A young Fredericton-area woman is speaking out after someone placed a nasty note on her vehicle, blasting her for using a disabled parking spot.

Brealyn Riley doesn’t look like she needs accessible parking, but looks can be deceiving. She was diagnosed with Crohn’s disease a year ago.

“Along with my Crohn’s disease, I’m anemic,” says Riley. “I’ve had several blood clots when I was sick.”

Riley was given a disability parking pass a few months ago and says she only uses it when she needs to.

“With the anemia and the blood clots, it causes me to become tired and weak quickly,” she explains.

She displayed her parking pass on her vehicle on Monday while she popped into a business. When she returned, she found a handwritten note on her window, calling her “selfish” and saying she should be ashamed.

“I was kind of like ‘wow.’ I couldn’t believe that it had happened.”

Randy Dickinson, chairman of the New Brunswick Human Rights Commission, says he hears similar stories all the time.

“Some disabilities are not visually apparent and it really is hurtful for people who have these types of conditions to be accosted or to have notes,” says Dickinson.

He says it is encouraging that people care about accessible parking spots being used correctly, but he says people shouldn’t make assumptions.

“They might politely ask, just checking, and see if they are the one the permit is issued for, and if so, great,” says Dickinson. “The person doesn’t have to give their full medical history.”
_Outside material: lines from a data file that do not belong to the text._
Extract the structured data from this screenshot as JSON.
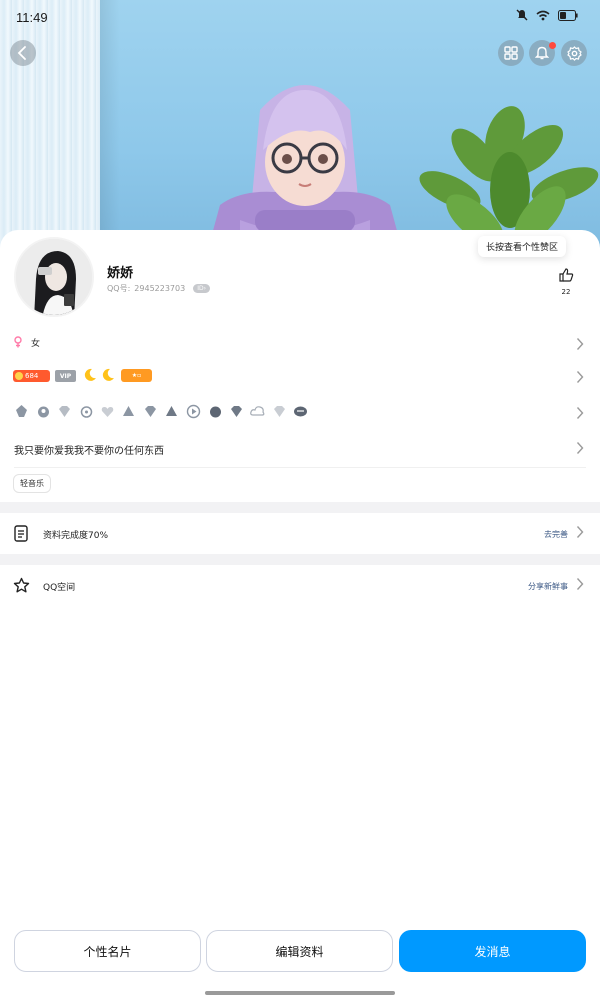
{
  "status_bar": {
    "time": "11:49"
  },
  "icons": {
    "back": "chevron-left-icon",
    "grid": "qr-grid-icon",
    "bell": "bell-icon",
    "gear": "gear-icon",
    "like": "thumbs-up-icon"
  },
  "colors": {
    "accent_blue": "#0099ff",
    "notification_red": "#ff4a3f",
    "level_badge": "#ff5a2e",
    "link_blue": "#3d5a86"
  },
  "profile": {
    "nickname": "娇娇",
    "qq_label": "QQ号:",
    "qq_number": "2945223703",
    "id_badge": "ID",
    "like_tooltip": "长按查看个性赞区",
    "like_count": "22",
    "gender": "女",
    "level": "684",
    "vip_label": "VIP",
    "signature": "我只要你爱我我不要你の任何东西",
    "tags": [
      "轻音乐"
    ]
  },
  "rows": {
    "completion_label": "资料完成度70%",
    "completion_action": "去完善",
    "qzone_label": "QQ空间",
    "qzone_action": "分享新鲜事"
  },
  "buttons": {
    "card": "个性名片",
    "edit": "编辑资料",
    "message": "发消息"
  }
}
“I wish the person who did this would have come up to me and asked me ‘why are you using this?’” says Riley. “I have no problem telling anyone about my health issues.”

With files from CTV Atlantic's Nick Moore